Brake pad replacement is one of the most vital aspects of motor vehicle maintenance and is a major contribution toward safe driving. Although many drivers choose to take their cars to a garage or mechanic center for brake-pad replacement, it is possible to do the job yourself. This should be a relatively simple task for any persons with an intermediate level of mechanical knowledge.
Step 1 – Remove the Wheels
Park your car on a flat, even surface and make sure that the parking brake is completely engaged. Place the wooden blocks behind the rear tires to keep the vehicle in position when it is jacked. Loosen the wheel bolts but do not remove them completely.
Then, locate the jacking points on each sides of the car and use the trolley jack or portable car jack to lift the front end of the car off of the ground. Place the axle stands in place and lower your vehicle onto them. The wheel bolts can now be fully loosened, and you should now bring out the wheels.
Step 2 – Compress the Brake Caliper
You might want to concentrate on changing one side at a time because if you take both calipers off, it’s possible you could lose the piston out of one of them when compressing the other. You may also turn the car’s steering wheel toward the side you’re working on. Doing so will give more space and therefore better access to the calipers and brake pads.

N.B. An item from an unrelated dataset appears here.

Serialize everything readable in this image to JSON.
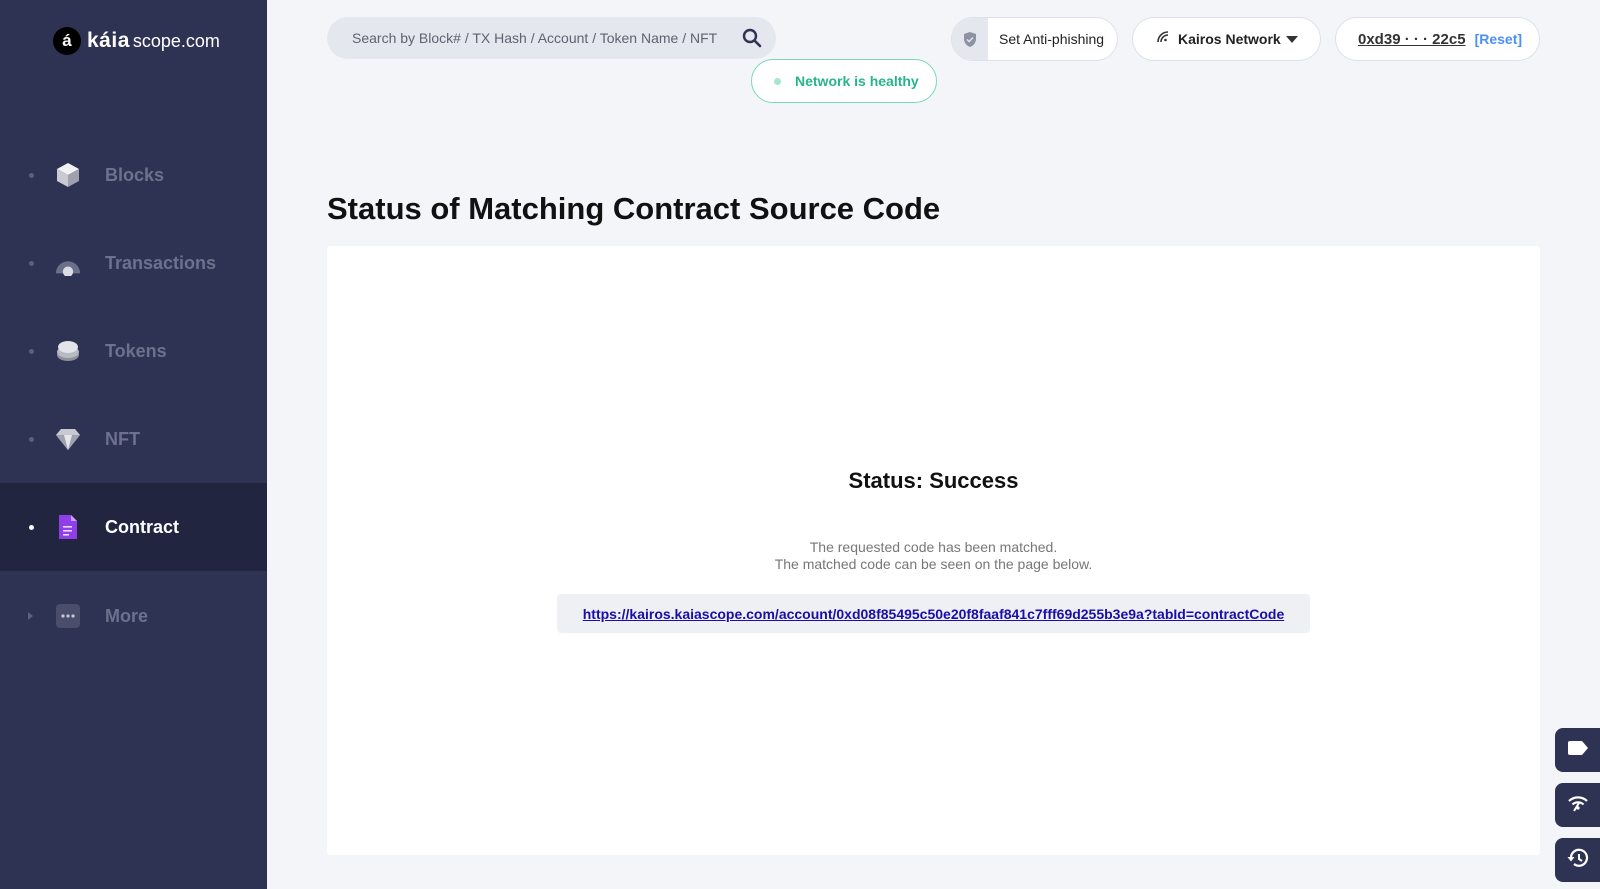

When you’re set, take the C-clamp and compress the piston of the caliper until it is forced into the brake caliper housing unit. This allows for the caliper assembly to be removed, and it also makes for the additional space required to mount the new brake pads. If your brake calipers need repairs, you should fix them before you continue.

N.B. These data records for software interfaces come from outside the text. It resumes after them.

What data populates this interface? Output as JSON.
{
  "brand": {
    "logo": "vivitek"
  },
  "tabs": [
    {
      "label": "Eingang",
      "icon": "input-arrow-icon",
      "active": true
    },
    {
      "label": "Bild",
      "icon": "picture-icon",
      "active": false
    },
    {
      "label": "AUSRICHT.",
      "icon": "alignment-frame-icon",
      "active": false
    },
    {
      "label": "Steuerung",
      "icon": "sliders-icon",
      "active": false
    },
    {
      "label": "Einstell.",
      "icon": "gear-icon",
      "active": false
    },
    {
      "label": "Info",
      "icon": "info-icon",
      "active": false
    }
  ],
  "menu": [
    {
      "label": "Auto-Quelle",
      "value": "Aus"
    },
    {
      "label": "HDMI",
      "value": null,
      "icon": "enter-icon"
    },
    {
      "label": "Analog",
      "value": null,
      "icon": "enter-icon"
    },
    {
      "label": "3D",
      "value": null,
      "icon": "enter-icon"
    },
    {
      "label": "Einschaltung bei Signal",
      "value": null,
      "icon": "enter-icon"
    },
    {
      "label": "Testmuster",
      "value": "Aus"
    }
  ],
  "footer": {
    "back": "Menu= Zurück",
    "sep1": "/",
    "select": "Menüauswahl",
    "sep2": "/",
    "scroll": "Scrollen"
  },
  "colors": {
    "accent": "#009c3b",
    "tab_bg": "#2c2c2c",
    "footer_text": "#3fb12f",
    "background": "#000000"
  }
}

The mounting bolts of the caliper can be unbolted with the use of a ratchet and an appropriate-sized socket, and the caliper should easily come away from the rotor. Occasionally, special keys in hexagonal, torx, or star shapes are needed to do this. Take care not to bend or break the brake hose.
Step 3 – Remove and Inspect the Pads
The old brake pads can then be removed. If they are 1/8 inches thick or less, they need to be replaced.
Check for signs of uneven wear, as this will show that your vehicle has other problems. It also helps to know the condition of the rotors; if they are covered in deep grooves, you will need to get them turned or changed.
Step 4 – Install New Pads
You can now take your new set of pads and install them into the caliper. Usually, it is easier to place the inner pad into the caliper first and then add the outer pad afterward. You may have to tighten the C-clamp further to depress the piston enough to create space for the new pads. Once the pads are in place, the caliper can be put back on the rotor and bolted into position.
Step 5 – Refitting the Wheels
Once a visual check has been done to make sure everything is in the correct position, the wheels can now be replaced. Tighten each by hand before dropping them back to the ground, and finish tightening with the wheel brace as soon as the car is back on all four wheels.
Step 6 – Perform a Safety Check
Check brake fluid levels before testing the brakes. It is advised that you drive slowly and check the brakes in a quiet area before entering traffic again. Remember that you may need to bleed the brakes before moving the car if the foot pedal feels spongy when depressed.